Buying a house can always be an intimidating process, but buying your first house is truly nerve-wracking. But it's also fun and exciting, and our REALTORS® are here to get you through the hard parts so you can enjoy becoming a homeowner for the first time. Here's how you can get ready to buy your first home.
- Save for That Down Payment
The more you are able to save up for a down payment, the more likely you are to secure a mortgage with a good interest rate. For most homebuyers, the magic number for a down payment is 20% of the home's cost, but there are other options.

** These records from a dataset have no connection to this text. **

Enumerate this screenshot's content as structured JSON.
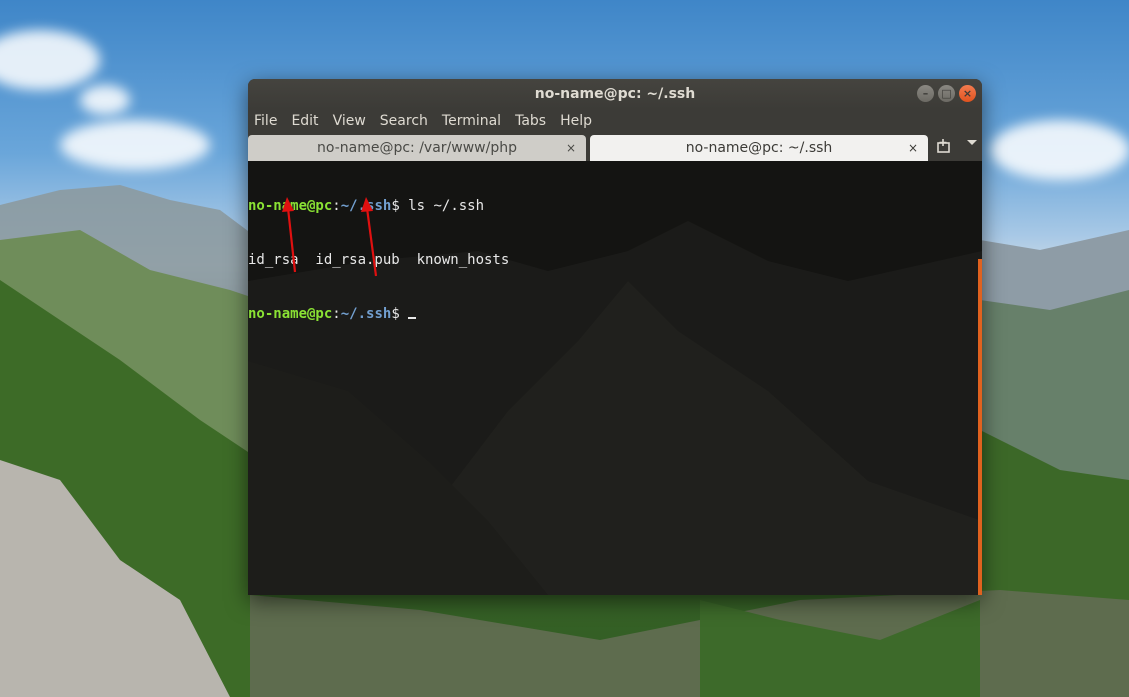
{
  "window": {
    "title": "no-name@pc: ~/.ssh",
    "buttons": {
      "minimize": "–",
      "maximize": "□",
      "close": "×"
    }
  },
  "menu": [
    "File",
    "Edit",
    "View",
    "Search",
    "Terminal",
    "Tabs",
    "Help"
  ],
  "tabs": [
    {
      "label": "no-name@pc: /var/www/php",
      "close": "×",
      "active": false
    },
    {
      "label": "no-name@pc: ~/.ssh",
      "close": "×",
      "active": true
    }
  ],
  "tabbar": {
    "new_tab_icon": "new-tab-icon",
    "menu_icon": "chevron-down-icon"
  },
  "terminal": {
    "line1": {
      "user_host": "no-name@pc",
      "sep": ":",
      "path": "~/.ssh",
      "prompt": "$ ",
      "command": "ls ~/.ssh"
    },
    "line2": {
      "output": "id_rsa  id_rsa.pub  known_hosts"
    },
    "line3": {
      "user_host": "no-name@pc",
      "sep": ":",
      "path": "~/.ssh",
      "prompt": "$ "
    }
  },
  "colors": {
    "accent": "#e0621f",
    "prompt_user": "#8ae234",
    "prompt_path": "#729fcf"
  }
}
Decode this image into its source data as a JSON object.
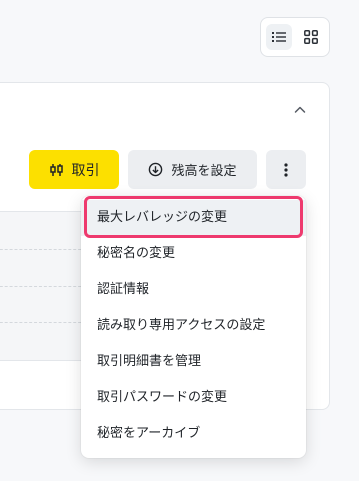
{
  "view_toggle": {
    "list_icon": "list-icon",
    "grid_icon": "grid-icon"
  },
  "actions": {
    "trade_label": "取引",
    "trade_icon": "candlestick-icon",
    "balance_label": "残高を設定",
    "balance_icon": "arrow-down-circle-icon",
    "more_icon": "vertical-dots-icon"
  },
  "menu": {
    "items": [
      "最大レバレッジの変更",
      "秘密名の変更",
      "認証情報",
      "読み取り専用アクセスの設定",
      "取引明細書を管理",
      "取引パスワードの変更",
      "秘密をアーカイブ"
    ],
    "highlighted_index": 0
  },
  "colors": {
    "trade_button": "#fce000",
    "highlight_ring": "#ee3a6e"
  }
}
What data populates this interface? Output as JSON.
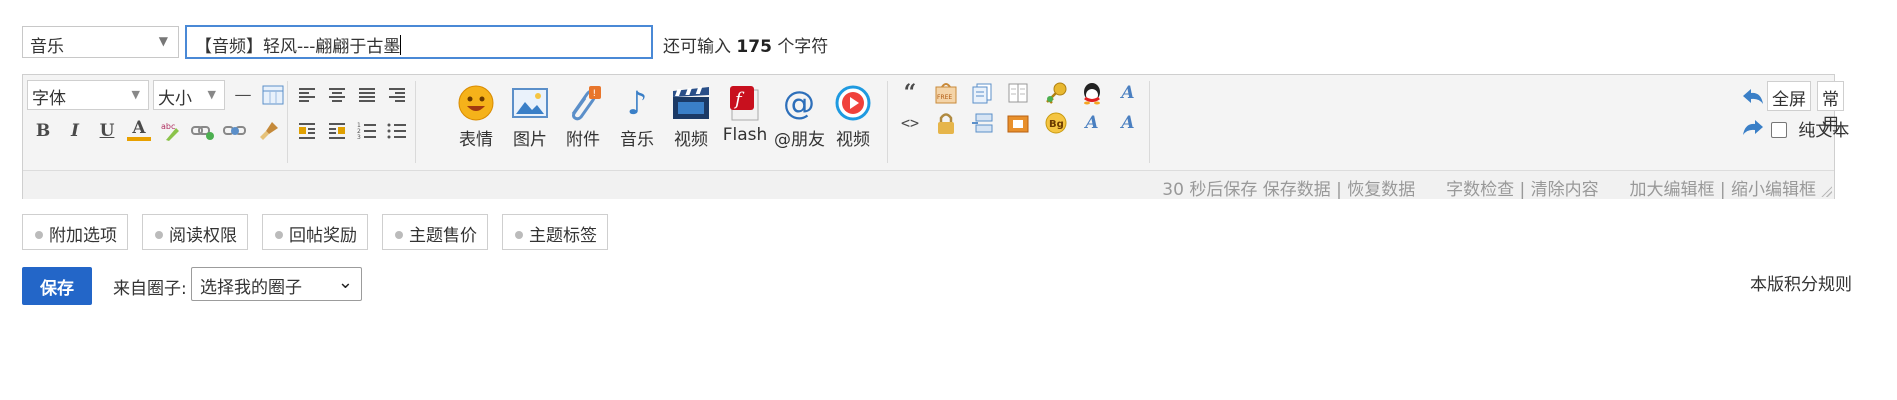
{
  "post": {
    "type_select": "音乐",
    "title_value": "【音频】轻风---翩翩于古墨",
    "remain_prefix": "还可输入",
    "remain_count": "175",
    "remain_suffix": "个字符"
  },
  "toolbar": {
    "font_label": "字体",
    "size_label": "大小",
    "big_buttons": [
      "表情",
      "图片",
      "附件",
      "音乐",
      "视频",
      "Flash",
      "@朋友",
      "视频"
    ],
    "fullscreen": "全屏",
    "common": "常用",
    "plain_text": "纯文本",
    "small_glyphs": {
      "bold": "B",
      "italic": "I",
      "underline": "U",
      "color": "A",
      "quote": "“",
      "code": "<>",
      "font_a": "A",
      "free": "FREE",
      "bg": "Bg",
      "hr": "—"
    }
  },
  "statusbar": {
    "autosave": "30 秒后保存",
    "save_data": "保存数据",
    "restore_data": "恢复数据",
    "check_len": "字数检查",
    "clear": "清除内容",
    "enlarge": "加大编辑框",
    "shrink": "缩小编辑框",
    "sep": "|"
  },
  "options": {
    "tabs": [
      "附加选项",
      "阅读权限",
      "回帖奖励",
      "主题售价",
      "主题标签"
    ]
  },
  "footer": {
    "save_label": "保存",
    "circle_label": "来自圈子:",
    "circle_select": "选择我的圈子",
    "rules_link": "本版积分规则"
  },
  "colors": {
    "accent": "#2366c8",
    "input_border": "#4a89d6",
    "toolbar_bg": "#f4f4f4",
    "muted_text": "#999999"
  }
}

Programs are available for first-time homebuyers to put down as little as 5%, but it's still in your best interest to start saving early and save as much as you can to put down a significant down payment.
- Keep an Eye on Your Credit
A credit score is just one factor that lenders will look at while deciding whether to offer you a mortgage, but it's a significant one. Credit score can impact whether you're approved for a home loan, and will likely affect the terms and interest rate. Obtain a copy of your credit report, dispute any errors, and take any steps you can to improve your credit. These include:
- Pay off your debts
- Make monthly credit card payments on time
- Pay more than the monthly minimum on credit card bills
- Avoid opening new lines of credit
- Don't close inactive accounts
- Figure Out How Much House You Can Afford
Before you even start looking at houses, you need to know your price range. Take a hard look at your budget, and remember to make room for other things. As a general rule, your total monthly housing cost (including HOA fees, taxes, insurance, and so on) should be no more than 25% of your take-home pay.
- Get Pre-Approved for a Loan
Once you've saved for your down payment and figured out a ballpark idea of your budget, you can start shopping around for a mortgage. But it's important to get pre-approved first and to do so before you really start looking at homes. Your pre-approval letter will give you a more concrete idea of what a lender will be willing to offer, and also shows sellers that you're serious about buying. The pre-approval process involves having a lender verify your financial information; you will need to supply documentation as proof of income, taxes, etc.
- Remember to Budget for Closing Costs
Closing costs often fall to the buyer, and it's easy to forget about these in your financial planning. What makes up these costs varies from house to house, but they typically include an appraisal, home inspection, credit report, attorney fees, and homeowner's insurance. Closing costs usually add up to between 3% and 5% of the home's total cost.
Our team has years of experience connecting first-time homebuyers with D.C. homes for sale, and we're committed to helping you through the entire process. Contact us today to learn more about finding your dream home in Washington, D.C., and the surrounding areas.